There was an intense pleasure in walking along the roadside and getting a mental map of the area, and in deciding where my next walk should be. The ditches were full of waist high grasses and other plants, some with white umbrellas on top, others showing off clusters of tiny yellow flowers. Reds and pinks and blues mixed with the greenery and dusted with scintillating diamonds of early morning dew made each walk a new adventure every time. Daisies abounded. Those I knew, as well as buttercups and dandelions. What the small, scarlet painted flowers that were dotted about here and there could have been I never knew, nor did it seem to be important to find out. They were just things to look at and to wonder about, just as the rapid movement of small creatures was something to ponder over without feeling the need to know more. Insects for the most part, some sort of lizard perhaps, maybe mice. It didn’t seem important to go past the perhaps. It was enough that they were there. To have given them names wouldn’t have increased my understanding. I just knew what I liked.
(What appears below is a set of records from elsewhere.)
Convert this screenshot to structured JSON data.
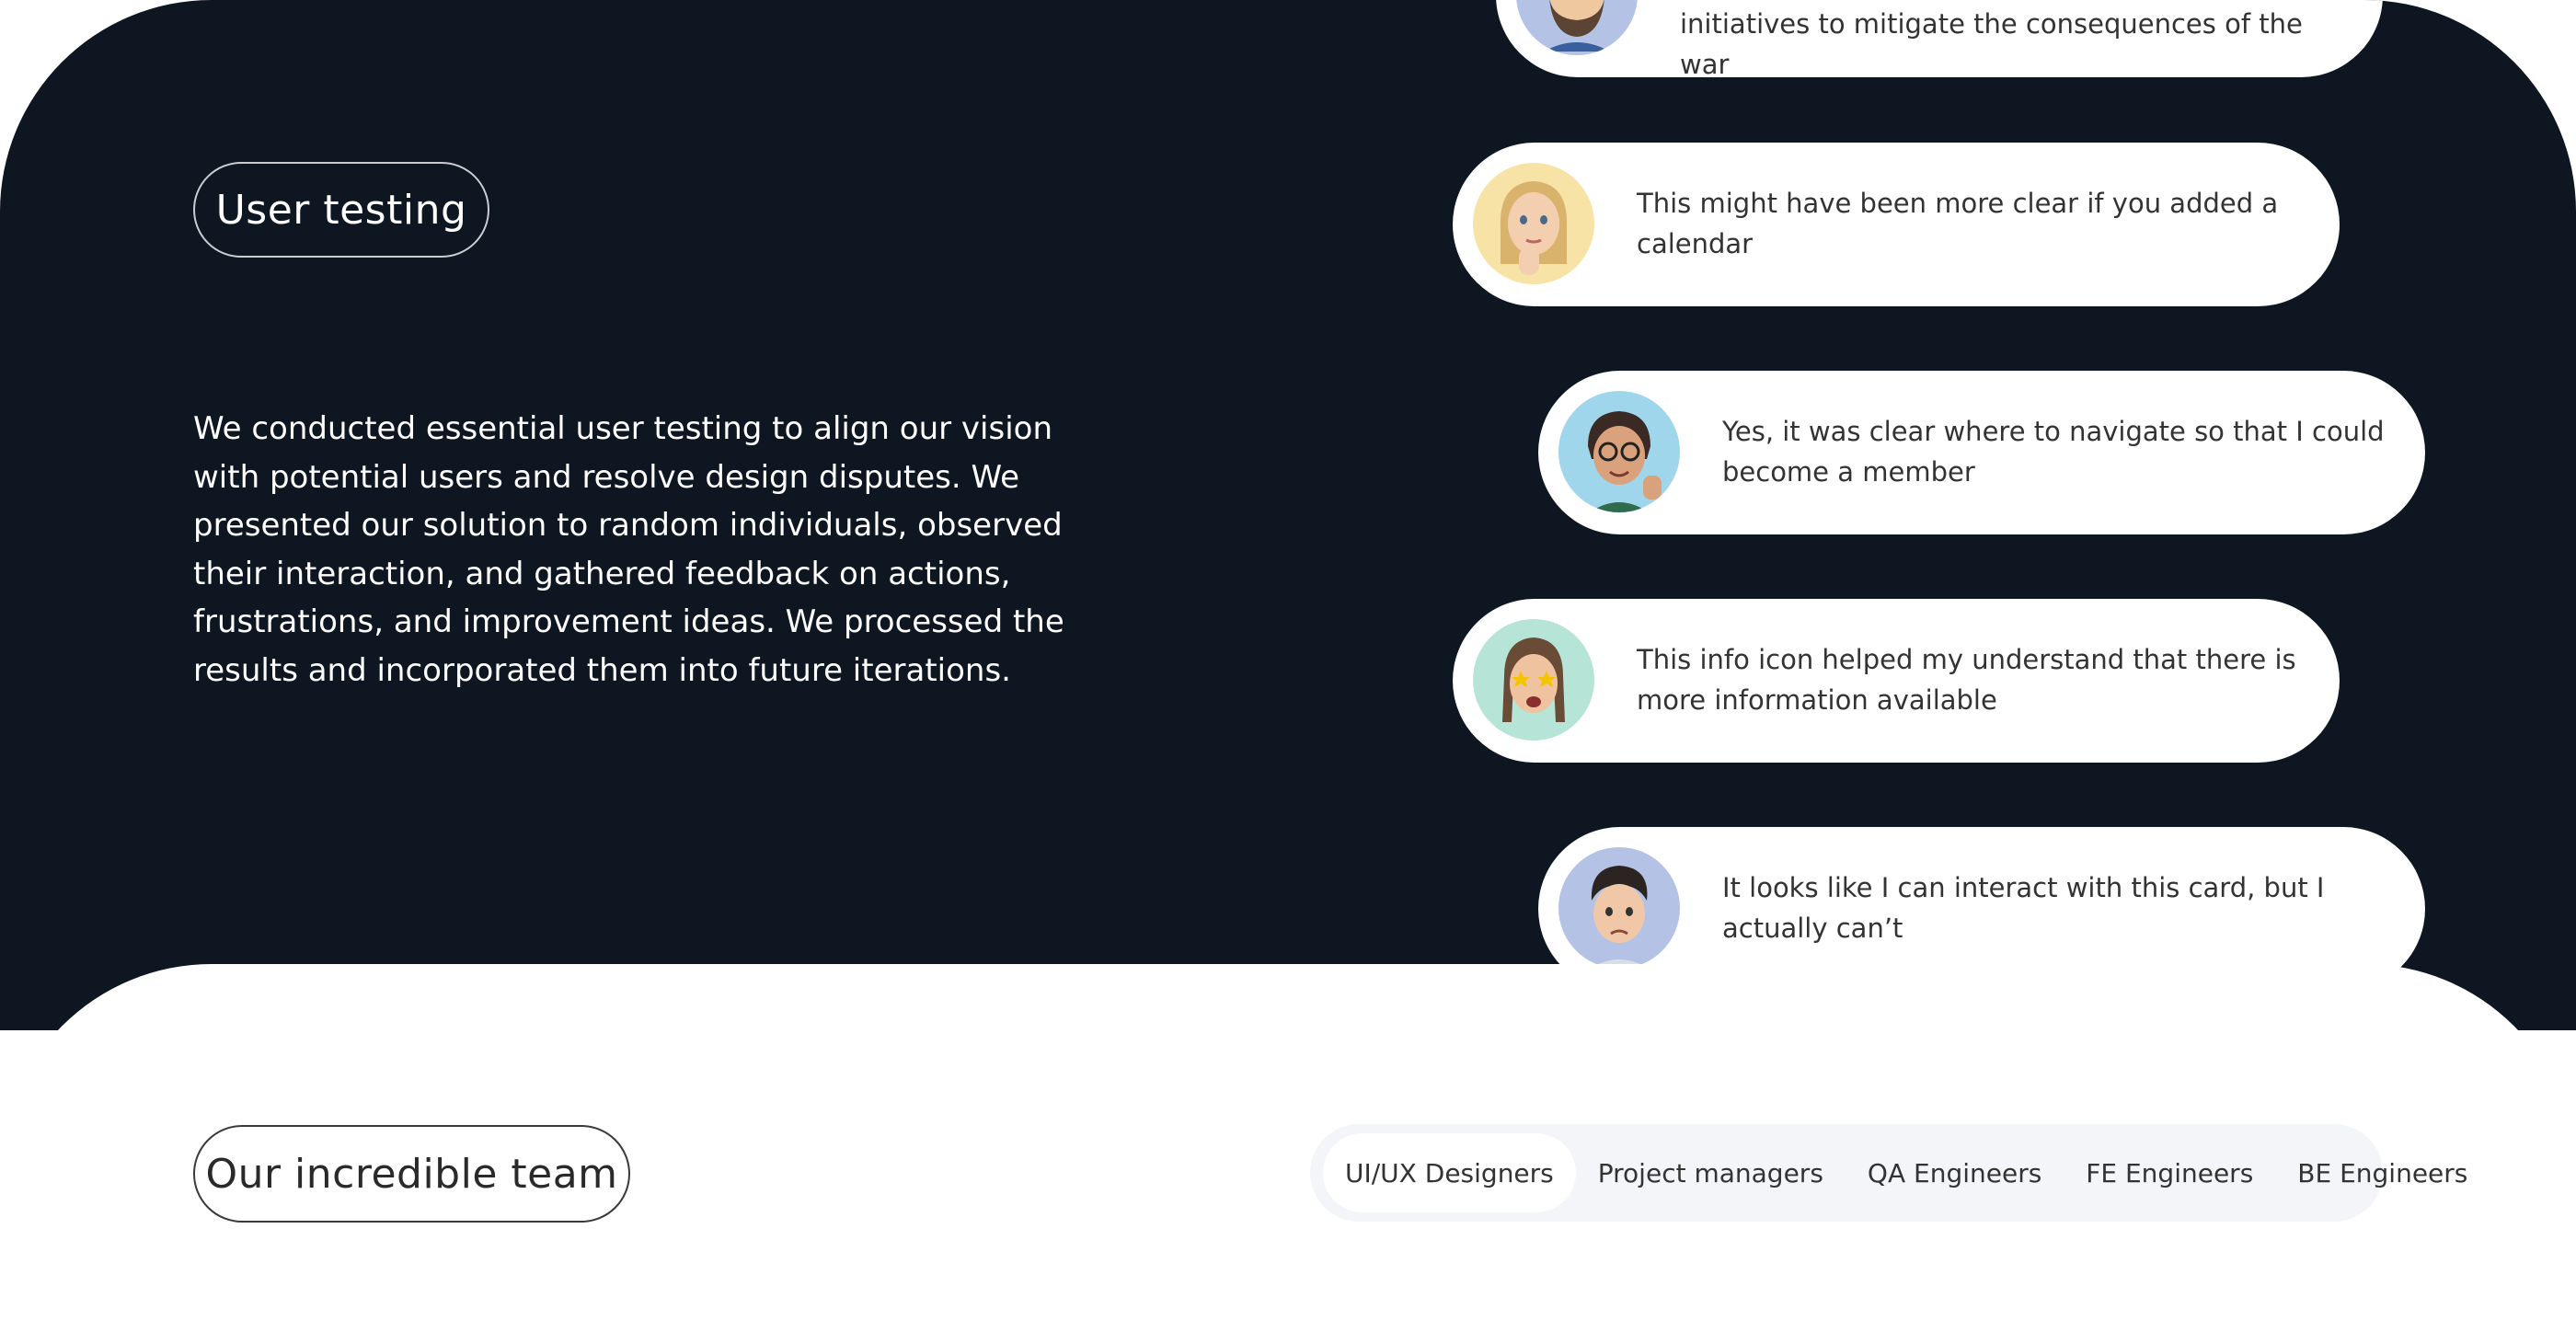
{
  "user_testing": {
    "heading": "User testing",
    "description": "We conducted essential user testing to align our vision with potential users and resolve design disputes. We presented our solution to random individuals, observed their interaction, and gathered feedback on actions, frustrations, and improvement ideas. We processed the results and incorporated them into future iterations."
  },
  "feedback": [
    {
      "text": "initiatives to mitigate the consequences of the war",
      "avatar": "memoji-bearded-man-avatar",
      "avatar_bg": "#b4c2e6"
    },
    {
      "text": "This might have been more clear if you added a calendar",
      "avatar": "memoji-thinking-woman-avatar",
      "avatar_bg": "#f7e3a6"
    },
    {
      "text": "Yes, it was clear where to navigate so that I could become a member",
      "avatar": "memoji-thumbs-up-woman-avatar",
      "avatar_bg": "#9fd6ec"
    },
    {
      "text": "This info icon helped my understand that there is more information available",
      "avatar": "memoji-star-eyes-avatar",
      "avatar_bg": "#b6e4d7"
    },
    {
      "text": "It looks like I can interact with this card, but I actually can’t",
      "avatar": "memoji-sad-man-avatar",
      "avatar_bg": "#b4c2e6"
    }
  ],
  "team": {
    "heading": "Our incredible team",
    "tabs": [
      "UI/UX Designers",
      "Project managers",
      "QA Engineers",
      "FE Engineers",
      "BE Engineers"
    ],
    "active_tab": "UI/UX Designers"
  },
  "colors": {
    "dark_background": "#0d1621",
    "card_background": "#ffffff",
    "tabs_background": "#f4f5f8"
  }
}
It was on the third day that I found the neighbour. I say the neighbour, as he was the only one I ever really got to know. The house was set at the end of a narrow, overgrown lane, immediately after a sharp bend. Tall trees that I later learned were chestnuts grew in a somewhat straggly fashion, shadowing the entrance to the house, so that I came across it suddenly, and with a sense of surprise. There was a man in the garden, or what passed for a garden, since it wasn’t cultivated in any way, merely the taller weeds cut back roughly with a scythe in order to give light and air to an otherwise small and cramped area. I knew it was a scythe that had done the work, because the man was using it as I turned round the bend and came into view. I gave some sort of stammered apology.
‘I... I’m sorry. I didn’t know anyone lived here.’
He met my red cheeks with an amused smile, and stopped working, leaning on the tool with practised ease.
‘Not many people do,’ he said. ‘It’s a bit isolated, even for this area.’
He studied me with a sharp and penetrating eye.
‘You must be the new people. Or one of them, anyway. I heard someone had taken Rose Cottage. Two of you. Is that right?’
‘Yes. Just my mother and myself.’
‘That’s right,’ he said. ‘That’s what I heard. You can’t keep secrets round here very easily. Staying long?’
I shook my head. ‘A few weeks. Just for the summer really. Just until September.’
‘Then back to school I suppose?’
There was a question mark in his voice, but it wasn’t really a question at all.
‘Good heavens, no. I left school ages ago,’ I said with all the airy maturity I could muster. Three weeks ago to be precise, but it didn’t seem necessary to admit it. Such things take on an over inflated importance when you are just eighteen. There was a time when eight and a half, or even eight and three quarters had a much greater importance, but as an adult, I had long since put that sort of thing behind me. Besides, what could be made of eighteen and almost a week?
His smile didn’t exactly express disbelief, but I had the uncomfortable feeling that my ploy had been seen through.